Aims: To evaluate the influence of self-reported physical activity level on painful mechanical somatosensory profile and psychosocial characteristics. Methods: A total of 90 participants, male and female, were divided into three groups based on the frequency, duration, and intensity of physical activity over the last 3 months.
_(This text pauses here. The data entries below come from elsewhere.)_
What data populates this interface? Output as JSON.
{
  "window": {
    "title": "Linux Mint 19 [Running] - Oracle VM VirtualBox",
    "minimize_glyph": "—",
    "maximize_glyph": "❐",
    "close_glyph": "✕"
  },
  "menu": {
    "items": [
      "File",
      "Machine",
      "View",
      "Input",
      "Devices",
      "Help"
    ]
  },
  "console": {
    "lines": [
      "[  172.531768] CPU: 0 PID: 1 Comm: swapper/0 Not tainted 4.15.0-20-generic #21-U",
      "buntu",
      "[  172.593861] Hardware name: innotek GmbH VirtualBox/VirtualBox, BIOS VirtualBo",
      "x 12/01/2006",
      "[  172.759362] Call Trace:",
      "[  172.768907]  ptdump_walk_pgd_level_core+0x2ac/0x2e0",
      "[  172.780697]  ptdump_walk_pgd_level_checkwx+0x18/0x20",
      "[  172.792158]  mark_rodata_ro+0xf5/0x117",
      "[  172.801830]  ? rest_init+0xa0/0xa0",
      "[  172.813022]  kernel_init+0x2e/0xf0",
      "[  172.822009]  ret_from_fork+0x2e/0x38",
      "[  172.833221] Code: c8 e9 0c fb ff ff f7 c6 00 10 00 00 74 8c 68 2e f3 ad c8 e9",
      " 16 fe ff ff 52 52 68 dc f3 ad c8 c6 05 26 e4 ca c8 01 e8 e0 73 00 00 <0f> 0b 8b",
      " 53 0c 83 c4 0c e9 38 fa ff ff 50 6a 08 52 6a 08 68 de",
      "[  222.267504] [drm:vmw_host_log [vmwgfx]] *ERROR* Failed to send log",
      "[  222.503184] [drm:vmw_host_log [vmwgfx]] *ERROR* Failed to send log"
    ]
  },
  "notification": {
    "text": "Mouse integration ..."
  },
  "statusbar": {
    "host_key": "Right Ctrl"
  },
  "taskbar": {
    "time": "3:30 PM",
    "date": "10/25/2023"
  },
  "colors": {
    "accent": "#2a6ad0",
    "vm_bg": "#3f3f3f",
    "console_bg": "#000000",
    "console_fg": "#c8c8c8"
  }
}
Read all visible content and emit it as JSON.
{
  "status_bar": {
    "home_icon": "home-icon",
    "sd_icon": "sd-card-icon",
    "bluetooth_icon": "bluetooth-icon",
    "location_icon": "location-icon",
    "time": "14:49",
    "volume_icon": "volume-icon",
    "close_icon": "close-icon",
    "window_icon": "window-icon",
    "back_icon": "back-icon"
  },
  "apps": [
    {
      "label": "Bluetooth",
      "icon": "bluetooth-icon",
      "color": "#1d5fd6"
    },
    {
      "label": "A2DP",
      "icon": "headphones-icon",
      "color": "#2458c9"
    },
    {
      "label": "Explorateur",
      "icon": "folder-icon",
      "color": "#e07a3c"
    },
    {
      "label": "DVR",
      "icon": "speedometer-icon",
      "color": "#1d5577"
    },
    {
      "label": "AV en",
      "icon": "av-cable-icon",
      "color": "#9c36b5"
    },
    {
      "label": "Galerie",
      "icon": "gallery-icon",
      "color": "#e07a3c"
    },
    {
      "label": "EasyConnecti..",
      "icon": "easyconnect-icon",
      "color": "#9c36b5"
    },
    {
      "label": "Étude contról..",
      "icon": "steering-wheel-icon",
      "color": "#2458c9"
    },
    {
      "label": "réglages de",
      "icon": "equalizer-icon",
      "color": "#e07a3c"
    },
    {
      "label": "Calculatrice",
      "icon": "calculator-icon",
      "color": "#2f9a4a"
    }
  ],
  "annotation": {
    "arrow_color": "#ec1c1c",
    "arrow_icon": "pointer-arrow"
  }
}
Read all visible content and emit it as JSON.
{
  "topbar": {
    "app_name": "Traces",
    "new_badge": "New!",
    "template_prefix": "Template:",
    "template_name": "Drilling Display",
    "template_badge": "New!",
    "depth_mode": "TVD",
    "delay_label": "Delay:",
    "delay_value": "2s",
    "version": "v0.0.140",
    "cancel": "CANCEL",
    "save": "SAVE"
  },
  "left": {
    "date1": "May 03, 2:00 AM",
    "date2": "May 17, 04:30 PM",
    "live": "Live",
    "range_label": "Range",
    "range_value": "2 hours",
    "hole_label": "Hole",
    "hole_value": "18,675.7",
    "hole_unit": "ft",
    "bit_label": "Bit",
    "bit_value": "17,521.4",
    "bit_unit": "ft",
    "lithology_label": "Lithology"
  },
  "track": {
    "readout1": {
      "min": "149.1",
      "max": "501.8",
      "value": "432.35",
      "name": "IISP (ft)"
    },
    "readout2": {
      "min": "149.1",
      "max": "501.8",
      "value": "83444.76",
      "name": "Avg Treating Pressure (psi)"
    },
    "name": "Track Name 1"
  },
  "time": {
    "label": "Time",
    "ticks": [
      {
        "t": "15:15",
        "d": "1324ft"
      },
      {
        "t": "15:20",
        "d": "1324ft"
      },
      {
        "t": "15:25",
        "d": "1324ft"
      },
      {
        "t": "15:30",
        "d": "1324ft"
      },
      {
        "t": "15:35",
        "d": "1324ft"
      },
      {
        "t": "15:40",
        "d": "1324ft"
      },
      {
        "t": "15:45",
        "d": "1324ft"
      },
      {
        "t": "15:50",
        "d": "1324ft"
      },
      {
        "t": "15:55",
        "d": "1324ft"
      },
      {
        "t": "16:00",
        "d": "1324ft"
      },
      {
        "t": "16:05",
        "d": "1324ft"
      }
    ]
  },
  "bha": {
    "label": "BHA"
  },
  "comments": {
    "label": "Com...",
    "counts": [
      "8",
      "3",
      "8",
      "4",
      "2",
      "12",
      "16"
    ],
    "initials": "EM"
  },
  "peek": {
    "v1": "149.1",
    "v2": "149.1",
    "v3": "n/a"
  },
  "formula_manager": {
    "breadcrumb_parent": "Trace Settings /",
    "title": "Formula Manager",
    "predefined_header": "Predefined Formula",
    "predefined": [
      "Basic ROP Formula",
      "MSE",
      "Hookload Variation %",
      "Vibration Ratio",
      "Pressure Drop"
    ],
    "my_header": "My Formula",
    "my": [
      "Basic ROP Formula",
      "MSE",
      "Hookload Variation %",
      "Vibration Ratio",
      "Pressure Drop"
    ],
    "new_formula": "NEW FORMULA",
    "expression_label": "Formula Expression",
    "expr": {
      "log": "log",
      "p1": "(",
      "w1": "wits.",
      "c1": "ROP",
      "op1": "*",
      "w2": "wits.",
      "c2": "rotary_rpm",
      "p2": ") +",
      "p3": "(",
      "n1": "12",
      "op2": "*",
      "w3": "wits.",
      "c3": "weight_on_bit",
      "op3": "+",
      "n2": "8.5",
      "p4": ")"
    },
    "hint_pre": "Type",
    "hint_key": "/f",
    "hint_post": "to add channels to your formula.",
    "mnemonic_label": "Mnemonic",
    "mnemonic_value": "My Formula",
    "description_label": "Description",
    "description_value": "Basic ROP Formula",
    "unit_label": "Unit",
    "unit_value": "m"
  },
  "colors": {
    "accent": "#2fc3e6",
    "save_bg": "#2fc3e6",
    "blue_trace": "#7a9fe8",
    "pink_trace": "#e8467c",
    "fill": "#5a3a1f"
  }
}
The classification followed a modified criterion of the short version of the International Physical Activity Questionnaire (IPAQ). Mechanical quantitative sensory tests were performed in the region of the anterior temporalis muscle and on the thenar area of the dominant hand, and psychosocial aspects were assessed using questionnaires measuring state and trait anxiety, pain catastrophizing, lifestyle, and quality of life.
Keywords: exercise, face pain, physical activity, quality of life, quantitative sensory testing
Results: There was no significant main effect of group on any of the somatosensory variables (F < 0.34 and P > .416). As for psychosocial aspects, the low level of physical activity group had the lowest scores on the lifestyle questionnaire (P < .009).
Conclusion: Level of physical activity did not significantly influence mechanical somatosensory thresholds or temporal summation in the orofacial region, and worse quality of life was found in participants reporting a low level of physical activity.